There was a time, not so long ago, when I thought about my children and cried.
I remembered the harmonious idyllic world I had longed to create for them, in which they would while away their days in nature, playing with homemade toys and pine cones and things collected on one of our many sun-dappled forest walks, a rock-like stability underpinning their miniature cosmos, illuminated by a loving, calm, creative mother, protected by a strong, capable, dependable dad…
That was before I became a single mother of two kids, one and three years old, with a small farm (partly still a building site) to look after, and the trauma of a divorce to haul myself through. The routine I’d heard countless matronly bores harp on about as being the bedrock of a child’s sense of security became more of a zimmerframe on which I leant as I inched forward, so weighed down with guilt that I’d scarred my kids for life I could barely see how well they were, in fact, coping.

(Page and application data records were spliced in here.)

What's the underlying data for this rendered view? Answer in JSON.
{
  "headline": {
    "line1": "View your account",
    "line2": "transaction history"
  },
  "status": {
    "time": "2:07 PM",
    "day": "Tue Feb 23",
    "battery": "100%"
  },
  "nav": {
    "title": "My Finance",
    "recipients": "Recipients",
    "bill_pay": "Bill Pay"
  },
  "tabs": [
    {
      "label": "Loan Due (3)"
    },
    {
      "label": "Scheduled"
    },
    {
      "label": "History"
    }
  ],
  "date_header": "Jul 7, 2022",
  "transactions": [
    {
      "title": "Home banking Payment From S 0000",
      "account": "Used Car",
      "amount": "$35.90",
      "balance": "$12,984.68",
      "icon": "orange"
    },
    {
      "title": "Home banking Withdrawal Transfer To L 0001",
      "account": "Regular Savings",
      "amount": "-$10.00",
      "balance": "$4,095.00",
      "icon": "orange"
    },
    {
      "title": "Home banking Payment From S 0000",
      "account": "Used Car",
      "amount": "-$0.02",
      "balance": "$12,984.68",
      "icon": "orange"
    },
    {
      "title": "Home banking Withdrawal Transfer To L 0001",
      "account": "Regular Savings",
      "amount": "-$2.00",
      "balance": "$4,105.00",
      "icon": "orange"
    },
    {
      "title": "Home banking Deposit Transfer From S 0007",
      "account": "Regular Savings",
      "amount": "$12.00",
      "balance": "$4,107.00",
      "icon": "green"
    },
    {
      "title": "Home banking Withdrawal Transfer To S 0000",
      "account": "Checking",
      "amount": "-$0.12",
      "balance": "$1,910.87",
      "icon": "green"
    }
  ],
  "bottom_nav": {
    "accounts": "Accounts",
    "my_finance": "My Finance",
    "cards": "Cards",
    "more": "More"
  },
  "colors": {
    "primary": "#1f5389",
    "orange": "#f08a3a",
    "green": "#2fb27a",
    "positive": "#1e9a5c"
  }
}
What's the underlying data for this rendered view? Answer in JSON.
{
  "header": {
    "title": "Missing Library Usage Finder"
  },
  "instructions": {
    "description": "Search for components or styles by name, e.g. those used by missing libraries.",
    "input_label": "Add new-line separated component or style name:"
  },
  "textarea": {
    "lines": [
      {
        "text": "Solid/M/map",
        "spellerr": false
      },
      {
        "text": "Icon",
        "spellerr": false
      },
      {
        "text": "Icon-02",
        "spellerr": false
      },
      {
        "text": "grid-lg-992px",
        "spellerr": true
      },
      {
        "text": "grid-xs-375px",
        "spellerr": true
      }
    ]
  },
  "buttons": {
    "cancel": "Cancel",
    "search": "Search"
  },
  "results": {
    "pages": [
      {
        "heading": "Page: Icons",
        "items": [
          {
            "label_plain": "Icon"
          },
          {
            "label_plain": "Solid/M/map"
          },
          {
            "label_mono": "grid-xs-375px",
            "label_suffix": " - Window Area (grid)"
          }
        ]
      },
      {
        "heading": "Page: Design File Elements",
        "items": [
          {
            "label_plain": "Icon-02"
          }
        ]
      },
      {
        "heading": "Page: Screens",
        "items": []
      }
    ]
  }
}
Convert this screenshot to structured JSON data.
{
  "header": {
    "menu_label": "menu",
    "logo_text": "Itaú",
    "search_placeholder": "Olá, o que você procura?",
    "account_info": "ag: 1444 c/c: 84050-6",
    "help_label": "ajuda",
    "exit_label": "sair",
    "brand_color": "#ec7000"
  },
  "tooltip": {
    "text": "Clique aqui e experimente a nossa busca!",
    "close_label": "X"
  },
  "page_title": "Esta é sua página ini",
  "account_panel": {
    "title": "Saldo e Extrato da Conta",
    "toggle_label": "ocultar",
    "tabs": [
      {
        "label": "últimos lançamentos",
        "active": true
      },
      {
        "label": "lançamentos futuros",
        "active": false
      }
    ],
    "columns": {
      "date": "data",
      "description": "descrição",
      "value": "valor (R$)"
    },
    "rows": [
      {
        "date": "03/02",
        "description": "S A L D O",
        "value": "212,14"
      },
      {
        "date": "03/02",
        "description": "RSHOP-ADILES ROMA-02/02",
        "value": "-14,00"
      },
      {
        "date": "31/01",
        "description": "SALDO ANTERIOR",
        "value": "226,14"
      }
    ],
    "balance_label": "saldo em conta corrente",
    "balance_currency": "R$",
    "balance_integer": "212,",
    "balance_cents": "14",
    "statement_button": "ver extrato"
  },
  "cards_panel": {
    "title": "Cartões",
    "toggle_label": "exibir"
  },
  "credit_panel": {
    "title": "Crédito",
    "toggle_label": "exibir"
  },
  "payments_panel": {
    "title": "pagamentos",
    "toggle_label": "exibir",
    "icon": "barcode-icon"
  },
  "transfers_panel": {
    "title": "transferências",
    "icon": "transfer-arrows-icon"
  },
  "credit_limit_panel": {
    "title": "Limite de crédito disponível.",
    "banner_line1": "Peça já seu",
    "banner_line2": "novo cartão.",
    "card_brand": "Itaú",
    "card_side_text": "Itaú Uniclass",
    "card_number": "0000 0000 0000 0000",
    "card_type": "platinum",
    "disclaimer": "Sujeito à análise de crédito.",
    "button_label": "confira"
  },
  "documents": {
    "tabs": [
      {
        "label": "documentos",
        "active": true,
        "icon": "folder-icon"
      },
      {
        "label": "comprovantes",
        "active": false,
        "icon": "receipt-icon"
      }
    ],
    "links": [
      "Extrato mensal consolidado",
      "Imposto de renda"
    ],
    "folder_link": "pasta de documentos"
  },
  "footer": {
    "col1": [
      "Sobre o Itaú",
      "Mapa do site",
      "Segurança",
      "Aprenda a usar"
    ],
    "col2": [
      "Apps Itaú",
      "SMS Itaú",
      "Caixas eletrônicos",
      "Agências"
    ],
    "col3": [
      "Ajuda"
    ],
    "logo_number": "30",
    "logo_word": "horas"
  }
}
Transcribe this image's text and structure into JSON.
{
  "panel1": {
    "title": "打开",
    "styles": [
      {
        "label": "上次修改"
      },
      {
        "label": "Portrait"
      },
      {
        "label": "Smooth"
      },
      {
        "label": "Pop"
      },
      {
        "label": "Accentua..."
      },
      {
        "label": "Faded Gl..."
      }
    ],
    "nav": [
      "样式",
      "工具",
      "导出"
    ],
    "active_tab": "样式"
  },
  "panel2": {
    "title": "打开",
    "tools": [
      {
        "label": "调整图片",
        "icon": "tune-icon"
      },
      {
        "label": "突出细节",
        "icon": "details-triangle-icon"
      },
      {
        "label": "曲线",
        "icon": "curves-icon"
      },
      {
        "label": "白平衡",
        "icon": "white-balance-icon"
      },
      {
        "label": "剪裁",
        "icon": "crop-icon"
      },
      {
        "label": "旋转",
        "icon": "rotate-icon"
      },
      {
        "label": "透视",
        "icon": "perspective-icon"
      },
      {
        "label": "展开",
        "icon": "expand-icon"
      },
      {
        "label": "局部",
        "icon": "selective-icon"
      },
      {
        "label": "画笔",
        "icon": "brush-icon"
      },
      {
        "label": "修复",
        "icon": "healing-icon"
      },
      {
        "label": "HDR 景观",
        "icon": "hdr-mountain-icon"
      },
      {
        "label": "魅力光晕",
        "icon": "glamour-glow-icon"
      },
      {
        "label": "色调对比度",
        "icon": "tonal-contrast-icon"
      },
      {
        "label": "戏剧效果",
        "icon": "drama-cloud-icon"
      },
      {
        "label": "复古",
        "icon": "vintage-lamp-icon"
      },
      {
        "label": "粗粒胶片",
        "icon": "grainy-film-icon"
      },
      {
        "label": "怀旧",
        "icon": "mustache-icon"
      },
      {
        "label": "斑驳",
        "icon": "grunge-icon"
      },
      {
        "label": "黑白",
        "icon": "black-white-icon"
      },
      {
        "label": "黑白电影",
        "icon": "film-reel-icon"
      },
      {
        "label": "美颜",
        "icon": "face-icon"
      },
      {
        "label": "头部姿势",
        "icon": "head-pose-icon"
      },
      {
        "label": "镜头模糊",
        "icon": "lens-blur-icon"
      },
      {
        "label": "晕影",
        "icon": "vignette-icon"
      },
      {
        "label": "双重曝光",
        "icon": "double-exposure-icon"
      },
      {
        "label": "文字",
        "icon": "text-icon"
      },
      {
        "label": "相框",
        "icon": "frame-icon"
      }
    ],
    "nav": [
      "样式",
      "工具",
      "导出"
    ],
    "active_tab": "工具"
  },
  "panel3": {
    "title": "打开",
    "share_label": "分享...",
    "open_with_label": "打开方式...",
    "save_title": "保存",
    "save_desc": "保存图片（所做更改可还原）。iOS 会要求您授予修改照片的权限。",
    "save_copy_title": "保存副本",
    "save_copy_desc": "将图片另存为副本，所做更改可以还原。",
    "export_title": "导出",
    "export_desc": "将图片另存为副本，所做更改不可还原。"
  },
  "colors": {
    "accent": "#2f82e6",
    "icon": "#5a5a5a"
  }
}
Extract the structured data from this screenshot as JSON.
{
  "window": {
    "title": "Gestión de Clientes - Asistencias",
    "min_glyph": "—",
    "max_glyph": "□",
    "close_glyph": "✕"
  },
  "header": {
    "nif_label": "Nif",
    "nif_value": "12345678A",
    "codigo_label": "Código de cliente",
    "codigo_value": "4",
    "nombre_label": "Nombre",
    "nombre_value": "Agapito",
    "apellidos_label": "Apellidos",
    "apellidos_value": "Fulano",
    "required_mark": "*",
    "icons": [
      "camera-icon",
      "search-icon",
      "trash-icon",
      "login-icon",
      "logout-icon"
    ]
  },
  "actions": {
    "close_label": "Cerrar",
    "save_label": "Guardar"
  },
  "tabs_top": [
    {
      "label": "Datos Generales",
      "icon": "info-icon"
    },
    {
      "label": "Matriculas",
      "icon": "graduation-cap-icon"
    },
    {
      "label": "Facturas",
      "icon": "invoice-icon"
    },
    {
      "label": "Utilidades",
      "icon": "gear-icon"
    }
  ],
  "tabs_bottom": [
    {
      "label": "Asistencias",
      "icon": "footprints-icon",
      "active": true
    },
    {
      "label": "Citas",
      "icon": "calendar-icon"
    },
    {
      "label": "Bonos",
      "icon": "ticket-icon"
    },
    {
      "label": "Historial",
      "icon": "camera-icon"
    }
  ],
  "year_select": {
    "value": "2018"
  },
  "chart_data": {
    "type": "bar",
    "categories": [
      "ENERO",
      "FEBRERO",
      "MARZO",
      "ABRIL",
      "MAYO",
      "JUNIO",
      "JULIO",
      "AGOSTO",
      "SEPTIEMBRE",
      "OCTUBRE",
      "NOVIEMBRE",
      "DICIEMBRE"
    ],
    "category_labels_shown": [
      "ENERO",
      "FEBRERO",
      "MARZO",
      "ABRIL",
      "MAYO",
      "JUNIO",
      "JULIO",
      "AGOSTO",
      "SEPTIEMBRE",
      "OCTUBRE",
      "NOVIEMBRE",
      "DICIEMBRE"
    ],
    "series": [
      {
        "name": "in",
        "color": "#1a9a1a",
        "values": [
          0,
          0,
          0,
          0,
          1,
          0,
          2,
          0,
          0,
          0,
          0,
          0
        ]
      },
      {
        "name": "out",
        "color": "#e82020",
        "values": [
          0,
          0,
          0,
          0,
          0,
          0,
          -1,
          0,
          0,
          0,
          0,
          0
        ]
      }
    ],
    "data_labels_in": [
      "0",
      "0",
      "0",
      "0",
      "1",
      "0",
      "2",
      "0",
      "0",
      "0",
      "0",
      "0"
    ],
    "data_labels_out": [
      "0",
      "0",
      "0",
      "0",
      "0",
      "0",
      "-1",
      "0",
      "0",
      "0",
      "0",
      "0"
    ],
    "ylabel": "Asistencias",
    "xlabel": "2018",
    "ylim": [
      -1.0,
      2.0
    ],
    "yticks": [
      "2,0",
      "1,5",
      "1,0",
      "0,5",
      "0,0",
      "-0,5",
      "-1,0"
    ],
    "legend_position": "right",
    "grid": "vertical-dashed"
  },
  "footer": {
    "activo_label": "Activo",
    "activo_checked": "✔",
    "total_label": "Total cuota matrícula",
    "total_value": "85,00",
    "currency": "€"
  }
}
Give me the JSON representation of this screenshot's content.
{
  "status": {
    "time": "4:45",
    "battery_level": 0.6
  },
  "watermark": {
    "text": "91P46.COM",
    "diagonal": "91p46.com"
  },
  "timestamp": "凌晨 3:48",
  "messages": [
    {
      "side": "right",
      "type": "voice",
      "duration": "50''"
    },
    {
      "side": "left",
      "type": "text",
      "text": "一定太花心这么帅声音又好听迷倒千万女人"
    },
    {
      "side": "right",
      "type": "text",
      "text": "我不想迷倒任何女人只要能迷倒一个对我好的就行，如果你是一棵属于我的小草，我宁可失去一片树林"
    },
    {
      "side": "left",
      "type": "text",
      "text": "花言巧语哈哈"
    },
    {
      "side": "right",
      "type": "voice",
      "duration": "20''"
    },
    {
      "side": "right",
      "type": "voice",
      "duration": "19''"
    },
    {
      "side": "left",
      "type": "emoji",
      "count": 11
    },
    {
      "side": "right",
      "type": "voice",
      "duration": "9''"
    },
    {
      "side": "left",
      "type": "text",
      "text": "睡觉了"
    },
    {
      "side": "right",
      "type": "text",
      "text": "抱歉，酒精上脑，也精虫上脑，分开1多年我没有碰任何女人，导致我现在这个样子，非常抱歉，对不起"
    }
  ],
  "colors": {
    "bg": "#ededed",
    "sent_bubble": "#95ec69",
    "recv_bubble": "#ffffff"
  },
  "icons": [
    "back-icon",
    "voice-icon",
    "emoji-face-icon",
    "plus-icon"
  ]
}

So when I went for a recent interview with my son’s teacher at his Steiner school, from which I left so depressed at her sad prognosis of his spiritual state that I found myself weeping again with guilt for robbing my kids of their pristine childhood innocence, I suddenly recalled something my mother had told me: ‘Never pity your children’.
Why not? Because whatever feeling you project onto another, you suffer it yourself – first, and perhaps also worst. It is the same elemental principle as that of du’a’: when you wish for someone good, you (however it may happen) stimulate goodness in the world – beginning with yourself. And when the feeling projected is negative, you do twice the harm.
Many Africologists talk of a kind of incidental witchcraft, when one merely thinks ills of a person, idly wishing something bad would happen to them – not unlike the ‘Ayn. On the other hand, asking for peace and blessings upon the prophets – or indeed anyone – carries as its rather marvellous side-effect the feeling of peace and blessings within oneself.
And so to pity, that peculiar sensation of viewing a person as though in an advert for Save the Children. It is not the same as compassion; originally related to ‘piety’, pity has come to mean quite the opposite, looking down on a person for being weak, ignoring their strength and adaptability, instead pigeonholing them as a passive sufferer. The pitier must, I believe, be working on the principle of ‘it takes one to know one’; pity must be overflowing in them from a well of self-pity that drowns out all confidence in their own abilities, let alone anyone else’s.
When we look at our children with this slough of despond in our eyes, what image are we helping them to create for themselves? How do we enable them to pick themselves up and move on from their setbacks? Are we merely projecting our own sense of being wronged and victimised, feeling validated when they too share our suffering?
In my short experience thus far on the bumper cars of motherhood, I have noticed that children absorb our impressions of them all too easily. I am still getting over that tendency to take on other people’s opinions and critiques myself, aiming more for duck’s back rather than bath sponge. Imagine what it must be like for a young child, who has not yet developed the ability to view himself from another perspective and rationalise what is true and false about himself.
To burden a child with our own perceived suffering is to double the weight of the world. To pity a child is to stifle her natural buoyancy, that zest for life that brushes aside defeat and comes out smiling. After all is said and done, though, pitying a child is really just a sign that we the parents are nursing a few playground bruises of our own. If we ditch the pity, perhaps we’ll find our kids can even help us come through the darkness and out into the sunlight – playing.